◆ PROBLEM STATEMENT
Word for word, restate the records that come after this.

◆ TASK MATERIAL
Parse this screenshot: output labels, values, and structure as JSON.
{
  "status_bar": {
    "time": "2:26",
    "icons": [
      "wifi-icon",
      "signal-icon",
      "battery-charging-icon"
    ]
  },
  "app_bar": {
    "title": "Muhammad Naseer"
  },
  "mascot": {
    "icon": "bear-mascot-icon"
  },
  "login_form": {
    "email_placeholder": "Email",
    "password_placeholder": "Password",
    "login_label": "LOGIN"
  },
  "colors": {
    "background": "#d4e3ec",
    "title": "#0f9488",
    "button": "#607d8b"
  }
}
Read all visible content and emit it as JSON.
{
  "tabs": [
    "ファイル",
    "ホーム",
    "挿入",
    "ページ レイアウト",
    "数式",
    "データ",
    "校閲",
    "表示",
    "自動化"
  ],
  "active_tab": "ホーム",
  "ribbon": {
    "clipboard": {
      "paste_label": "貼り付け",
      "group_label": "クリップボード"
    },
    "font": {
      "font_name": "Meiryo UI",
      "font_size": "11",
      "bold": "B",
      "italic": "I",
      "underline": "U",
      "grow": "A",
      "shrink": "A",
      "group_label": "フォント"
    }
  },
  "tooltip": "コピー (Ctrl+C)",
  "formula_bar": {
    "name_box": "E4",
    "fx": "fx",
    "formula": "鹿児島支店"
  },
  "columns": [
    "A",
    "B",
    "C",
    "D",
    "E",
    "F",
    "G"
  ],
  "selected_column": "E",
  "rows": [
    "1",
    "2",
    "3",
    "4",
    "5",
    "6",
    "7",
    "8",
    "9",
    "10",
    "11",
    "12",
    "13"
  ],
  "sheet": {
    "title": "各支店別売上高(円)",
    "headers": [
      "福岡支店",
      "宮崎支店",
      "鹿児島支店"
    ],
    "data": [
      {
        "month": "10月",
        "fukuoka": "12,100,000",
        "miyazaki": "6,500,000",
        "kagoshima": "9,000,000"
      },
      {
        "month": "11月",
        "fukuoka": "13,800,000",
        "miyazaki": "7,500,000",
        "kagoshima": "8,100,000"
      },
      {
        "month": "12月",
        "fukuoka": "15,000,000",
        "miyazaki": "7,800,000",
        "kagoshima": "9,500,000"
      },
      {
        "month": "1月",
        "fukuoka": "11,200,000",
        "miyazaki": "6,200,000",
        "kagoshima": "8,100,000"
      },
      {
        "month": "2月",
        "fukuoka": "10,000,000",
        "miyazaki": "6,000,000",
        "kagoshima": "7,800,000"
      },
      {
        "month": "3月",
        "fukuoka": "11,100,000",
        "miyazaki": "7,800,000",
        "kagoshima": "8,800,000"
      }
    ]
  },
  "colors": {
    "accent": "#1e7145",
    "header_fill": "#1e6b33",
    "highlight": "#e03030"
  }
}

◆ PROBLEM SOLUTION
Parse this screenshot: output labels, values, and structure as JSON.
{
  "status_bar": {
    "time": "2:26",
    "icons": [
      "wifi-icon",
      "signal-icon",
      "battery-charging-icon"
    ]
  },
  "app_bar": {
    "title": "Muhammad Naseer"
  },
  "mascot": {
    "icon": "bear-mascot-icon"
  },
  "login_form": {
    "email_placeholder": "Email",
    "password_placeholder": "Password",
    "login_label": "LOGIN"
  },
  "colors": {
    "background": "#d4e3ec",
    "title": "#0f9488",
    "button": "#607d8b"
  }
}
Read all visible content and emit it as JSON.
{
  "tabs": [
    "ファイル",
    "ホーム",
    "挿入",
    "ページ レイアウト",
    "数式",
    "データ",
    "校閲",
    "表示",
    "自動化"
  ],
  "active_tab": "ホーム",
  "ribbon": {
    "clipboard": {
      "paste_label": "貼り付け",
      "group_label": "クリップボード"
    },
    "font": {
      "font_name": "Meiryo UI",
      "font_size": "11",
      "bold": "B",
      "italic": "I",
      "underline": "U",
      "grow": "A",
      "shrink": "A",
      "group_label": "フォント"
    }
  },
  "tooltip": "コピー (Ctrl+C)",
  "formula_bar": {
    "name_box": "E4",
    "fx": "fx",
    "formula": "鹿児島支店"
  },
  "columns": [
    "A",
    "B",
    "C",
    "D",
    "E",
    "F",
    "G"
  ],
  "selected_column": "E",
  "rows": [
    "1",
    "2",
    "3",
    "4",
    "5",
    "6",
    "7",
    "8",
    "9",
    "10",
    "11",
    "12",
    "13"
  ],
  "sheet": {
    "title": "各支店別売上高(円)",
    "headers": [
      "福岡支店",
      "宮崎支店",
      "鹿児島支店"
    ],
    "data": [
      {
        "month": "10月",
        "fukuoka": "12,100,000",
        "miyazaki": "6,500,000",
        "kagoshima": "9,000,000"
      },
      {
        "month": "11月",
        "fukuoka": "13,800,000",
        "miyazaki": "7,500,000",
        "kagoshima": "8,100,000"
      },
      {
        "month": "12月",
        "fukuoka": "15,000,000",
        "miyazaki": "7,800,000",
        "kagoshima": "9,500,000"
      },
      {
        "month": "1月",
        "fukuoka": "11,200,000",
        "miyazaki": "6,200,000",
        "kagoshima": "8,100,000"
      },
      {
        "month": "2月",
        "fukuoka": "10,000,000",
        "miyazaki": "6,000,000",
        "kagoshima": "7,800,000"
      },
      {
        "month": "3月",
        "fukuoka": "11,100,000",
        "miyazaki": "7,800,000",
        "kagoshima": "8,800,000"
      }
    ]
  },
  "colors": {
    "accent": "#1e7145",
    "header_fill": "#1e6b33",
    "highlight": "#e03030"
  }
}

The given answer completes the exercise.